It’s a given -- Voice First will be even more pervasive in 2020. The rapid growth of the market for voice-enabled technologies has been a phenomenon within the past two years that can understand spoken requests and commands, answer questions, and even offer scheduled alerts.  Industry firms like Gartner expect that the combination of natural language processing, AI, and speech recognition are driving significant growth in adoption of voice technology across multiple dimensions. Speech recognition, for example, will penetrate 80% of mobile devices by 2020.   Some describe this trend of developing software for voice-enabled device user interfaces as Voice First.

Voice First in health -- examples proliferate – is this a fad, or is there staying power?  You can’t turn around without encountering another example. Startups (37) are building voice apps; consider that voice skills seem to be populating like weeds in healthcare; the big vendors want to be popping up at the bedside in patient care, and of course, all this deployment will change healthcare. But is that true? A research report project launches in September that will seek answers to these and other questions. The process will incorporate interviews with 20-30 experts/stakeholders. 

Why tackle the topic of voice, health, and well-being?  This research is a follow-on report to the 2018 Future of Voice First Technology and Older Adults. The research/report process seeks to understand the role that voice-activated technologies can play in monitoring and improving health, engaging multiple age groups, including boomer-senior adults living at home or in senior living. The scope and details of the topic are subject to shaping by report sponsors, but may also consider younger age groups and how they may benefit from Voice First support in disease management; or how individuals respond to health and well-being suggestions based on profiles, interactions and feedback. The report may attempt to answer, among other questions:

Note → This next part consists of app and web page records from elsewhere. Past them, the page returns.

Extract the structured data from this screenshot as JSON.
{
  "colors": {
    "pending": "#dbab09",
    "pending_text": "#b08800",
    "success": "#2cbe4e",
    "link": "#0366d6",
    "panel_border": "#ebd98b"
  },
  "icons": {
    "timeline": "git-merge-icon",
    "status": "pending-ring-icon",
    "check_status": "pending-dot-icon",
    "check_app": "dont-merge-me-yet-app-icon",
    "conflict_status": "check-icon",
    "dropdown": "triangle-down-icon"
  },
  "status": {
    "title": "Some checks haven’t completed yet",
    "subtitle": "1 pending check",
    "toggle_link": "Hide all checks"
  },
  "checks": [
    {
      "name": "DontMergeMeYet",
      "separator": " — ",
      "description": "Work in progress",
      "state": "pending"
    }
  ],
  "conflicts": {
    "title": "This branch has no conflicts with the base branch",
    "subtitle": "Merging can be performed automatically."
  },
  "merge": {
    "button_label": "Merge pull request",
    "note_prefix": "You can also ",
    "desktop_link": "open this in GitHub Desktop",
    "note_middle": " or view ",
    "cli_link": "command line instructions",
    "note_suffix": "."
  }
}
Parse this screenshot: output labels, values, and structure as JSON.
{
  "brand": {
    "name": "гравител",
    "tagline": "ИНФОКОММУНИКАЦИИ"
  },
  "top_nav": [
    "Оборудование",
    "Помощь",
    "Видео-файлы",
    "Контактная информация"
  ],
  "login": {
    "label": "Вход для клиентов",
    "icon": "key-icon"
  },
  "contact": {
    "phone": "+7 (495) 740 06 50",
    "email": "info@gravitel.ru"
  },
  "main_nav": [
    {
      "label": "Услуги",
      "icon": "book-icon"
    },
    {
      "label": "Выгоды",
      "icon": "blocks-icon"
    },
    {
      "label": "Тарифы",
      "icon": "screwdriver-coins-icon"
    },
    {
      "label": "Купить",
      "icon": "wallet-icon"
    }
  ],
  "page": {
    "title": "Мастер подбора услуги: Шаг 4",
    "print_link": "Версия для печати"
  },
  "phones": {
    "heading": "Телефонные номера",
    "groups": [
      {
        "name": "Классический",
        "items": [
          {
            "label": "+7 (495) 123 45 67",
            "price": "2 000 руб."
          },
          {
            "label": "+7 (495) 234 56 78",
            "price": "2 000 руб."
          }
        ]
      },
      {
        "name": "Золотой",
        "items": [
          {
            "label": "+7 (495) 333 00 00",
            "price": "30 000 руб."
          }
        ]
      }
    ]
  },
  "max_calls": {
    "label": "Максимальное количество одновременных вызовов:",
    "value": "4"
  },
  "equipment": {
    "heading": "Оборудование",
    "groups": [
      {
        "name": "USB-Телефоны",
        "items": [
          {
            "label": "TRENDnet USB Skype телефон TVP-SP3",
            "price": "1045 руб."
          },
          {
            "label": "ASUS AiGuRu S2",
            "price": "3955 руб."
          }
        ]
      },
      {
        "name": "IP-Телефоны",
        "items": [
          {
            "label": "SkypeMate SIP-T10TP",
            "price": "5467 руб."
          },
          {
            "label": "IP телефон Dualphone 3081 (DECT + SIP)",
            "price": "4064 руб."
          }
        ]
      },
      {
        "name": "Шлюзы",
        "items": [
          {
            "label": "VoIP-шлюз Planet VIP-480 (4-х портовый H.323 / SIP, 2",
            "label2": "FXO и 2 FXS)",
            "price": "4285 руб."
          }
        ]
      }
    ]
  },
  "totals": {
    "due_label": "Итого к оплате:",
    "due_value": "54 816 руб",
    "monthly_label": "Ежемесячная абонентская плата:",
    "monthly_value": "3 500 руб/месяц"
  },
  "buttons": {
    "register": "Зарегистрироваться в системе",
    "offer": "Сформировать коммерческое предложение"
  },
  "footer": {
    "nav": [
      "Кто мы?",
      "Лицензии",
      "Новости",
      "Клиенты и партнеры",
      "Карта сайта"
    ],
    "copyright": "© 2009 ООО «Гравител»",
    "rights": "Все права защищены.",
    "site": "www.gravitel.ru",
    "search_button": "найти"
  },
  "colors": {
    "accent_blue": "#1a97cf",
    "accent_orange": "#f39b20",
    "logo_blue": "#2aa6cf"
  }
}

  • What is the opportunity for voice assistants as envisioned by health care providers?
  • What’s new in the use of voice-enabled technology for home healthcare, outpatient healthcare services and monitoring or encouraging well-being?
  • What are the different types of voice-enabled services/scenarios for home health, home care, senior living, or outpatient care?
  • What’s next and who (or what organizations) will be involved?

Your thoughts are welcome. In a rapidly changing technology segment like this, no one person or organization can see clearly what is happening or what may happen next.  Please feel free to comment directly to this post or send thoughts to laurie@ageinplacetech.com. The goal of this project is to complete interviews in Q4 and publish the report in early Q1 2020.  Thanks in advance for your help and thoughts.


Read your post about the report and a couple of other related articles and have some initial thoughts:

  • Currently very fragmented environment with multiple point solutions apps (skills) and wide spectrum of players (healthcare organizations, startups) – hindering holistic/integrated solutions?
  • HIIPA compliance needed – will it restrict technology development and limit benefits? Look to Finance industry to ideas and solutions?
  • User centric design – critical to apply user experience and stories for design. Need skilled UI designers engaged and coupled with skilled marketing people who know how to segment the user base – should it be by chronic disease, location usage, propensity to use tools?
  • Categorize levels of interactions – critical (fall, heart attack, low blood sugar), warning (heart rate), encouraging (reminder to stand) including how to keep engagement vs being annoyed
  • Boomer age group is so large and changing the way aging is being thought about (in many good ways), it appears to be often treated as one big group without segmentation – it is not a one size fits all.
  • Problems to be solved are not unique to the age group, might be more prevalent but same problems exist in other age groups so designing for the over 65 group with preconceived assumptions is faulty.